Given the size and scope of a mob attack on the Capitol, assigning a single dancer to interpret this event on a stage already compromised by the presence of pianos, musicians, and the speaker’s podium is a daunting challenge to say the least, so kudos to Wendy Whelan for realizing Harper’s succinct choreography with such graceful conviction. The dramatic and varied lighting design of John E. D. Bass helped unify the production’s components.
If you had a spacious, comfortable living room and invited Louis Cato, Mark Dover, Tessa Lark and Michael Thurber over to spend the evening with your friends and neighbors, these four musicians might have improvised the sort of relaxed jam session they played at the Baker-Baum Concert Hall Saturday evening, the final program of SummerFest’s Synergy Series.
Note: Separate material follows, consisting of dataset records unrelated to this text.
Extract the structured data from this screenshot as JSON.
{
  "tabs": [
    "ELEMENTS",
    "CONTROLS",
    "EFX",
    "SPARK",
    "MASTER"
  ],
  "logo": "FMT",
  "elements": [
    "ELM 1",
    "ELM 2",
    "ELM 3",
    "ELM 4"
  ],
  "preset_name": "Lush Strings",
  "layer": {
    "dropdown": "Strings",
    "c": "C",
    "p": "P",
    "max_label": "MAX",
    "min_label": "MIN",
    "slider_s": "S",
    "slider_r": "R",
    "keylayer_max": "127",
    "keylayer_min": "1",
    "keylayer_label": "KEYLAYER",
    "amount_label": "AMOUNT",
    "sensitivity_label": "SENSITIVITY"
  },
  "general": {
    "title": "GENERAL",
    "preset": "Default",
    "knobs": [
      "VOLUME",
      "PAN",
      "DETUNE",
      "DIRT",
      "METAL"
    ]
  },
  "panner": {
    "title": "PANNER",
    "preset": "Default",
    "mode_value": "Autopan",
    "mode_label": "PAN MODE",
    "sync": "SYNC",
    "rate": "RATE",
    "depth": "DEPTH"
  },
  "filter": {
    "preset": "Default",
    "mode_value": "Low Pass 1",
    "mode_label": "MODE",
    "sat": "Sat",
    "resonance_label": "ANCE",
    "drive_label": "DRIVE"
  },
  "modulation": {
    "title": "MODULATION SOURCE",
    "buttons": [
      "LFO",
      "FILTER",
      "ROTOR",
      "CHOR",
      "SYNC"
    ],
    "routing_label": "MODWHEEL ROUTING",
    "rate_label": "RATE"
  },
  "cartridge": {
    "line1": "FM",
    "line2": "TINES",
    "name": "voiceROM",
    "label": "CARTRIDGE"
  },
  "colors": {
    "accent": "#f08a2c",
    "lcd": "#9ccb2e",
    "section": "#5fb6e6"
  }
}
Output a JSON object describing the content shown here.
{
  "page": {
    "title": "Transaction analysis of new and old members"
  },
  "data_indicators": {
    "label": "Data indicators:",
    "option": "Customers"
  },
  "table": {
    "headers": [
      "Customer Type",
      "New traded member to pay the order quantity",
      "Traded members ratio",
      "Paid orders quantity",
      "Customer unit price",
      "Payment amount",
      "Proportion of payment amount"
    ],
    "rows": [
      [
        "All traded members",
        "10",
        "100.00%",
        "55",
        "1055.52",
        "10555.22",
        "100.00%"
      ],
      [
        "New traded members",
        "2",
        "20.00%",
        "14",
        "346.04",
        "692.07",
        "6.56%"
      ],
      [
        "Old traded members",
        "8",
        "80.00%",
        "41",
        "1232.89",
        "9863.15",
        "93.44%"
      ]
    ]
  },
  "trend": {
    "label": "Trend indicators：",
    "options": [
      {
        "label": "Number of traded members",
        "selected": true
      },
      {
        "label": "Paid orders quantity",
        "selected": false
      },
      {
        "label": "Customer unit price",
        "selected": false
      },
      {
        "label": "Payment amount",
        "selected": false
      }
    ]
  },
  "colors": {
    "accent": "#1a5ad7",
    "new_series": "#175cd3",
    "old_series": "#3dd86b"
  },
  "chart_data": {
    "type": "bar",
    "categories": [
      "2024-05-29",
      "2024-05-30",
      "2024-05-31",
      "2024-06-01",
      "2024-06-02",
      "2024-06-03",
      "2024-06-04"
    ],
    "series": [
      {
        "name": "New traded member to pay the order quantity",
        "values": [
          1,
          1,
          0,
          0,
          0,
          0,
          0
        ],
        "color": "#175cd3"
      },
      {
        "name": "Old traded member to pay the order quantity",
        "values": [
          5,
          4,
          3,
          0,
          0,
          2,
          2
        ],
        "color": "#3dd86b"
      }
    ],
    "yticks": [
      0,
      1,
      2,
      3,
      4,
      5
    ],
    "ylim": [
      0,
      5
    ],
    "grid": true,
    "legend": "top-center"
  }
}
A baker’s dozen of pieces from popular and traditional sources announced from the stage served as the launching pad for unusually bravura solo and ensemble interpretation. The group started their program with James F. Hanley’s tin pan alley hit “Back Home in Indiana,” giving Mark Dover the opportunity to explore at length the extreme upper range of his clarinet. An abstract, cadenza-like instrumental prelude suddenly turned into George Gershwin’s “Summertime,” expounded in a slow swagger that ended with yet another cadenza. Tessa Lark livened the room with her acrobatic dash through “Boy in the Gap,” a traditional Irish fiddle tune recently popularized by the Martin Hays Quartet, as well as her soaring descant in Jimmy Webb’s “Wichita Lineman,” the country song Glen Campbell made a hit in 1968. Louis Cato shared his own confessional song “Unsightly Room,” and Paul McCartney’s iconic “Blackbird” benefited from a virtuoso solo introduction to the ensemble’s heartfelt performance.There were a few classical moments on the program: Inon Barnatan joined the ensemble to tear into some of Gershwin’s own bold piano variations on his song “I Got Rhythm,” and Tessa Lark offered an impressive solo account of the “Finale” from Eugéne Ysaÿe’s Sonata No. 4. Lark and Thurber gave their agile take on the J.S. Bach Two-Part Invention in C Major, followed by their own update of the piece.
The La Jolla Music Society presented these three concerts at La Jolla’s Conrad Prebys Performing Arts Center August 17 to 19, 2023. The SummerFest 2023 runs through August 26, 2023, in the same venue.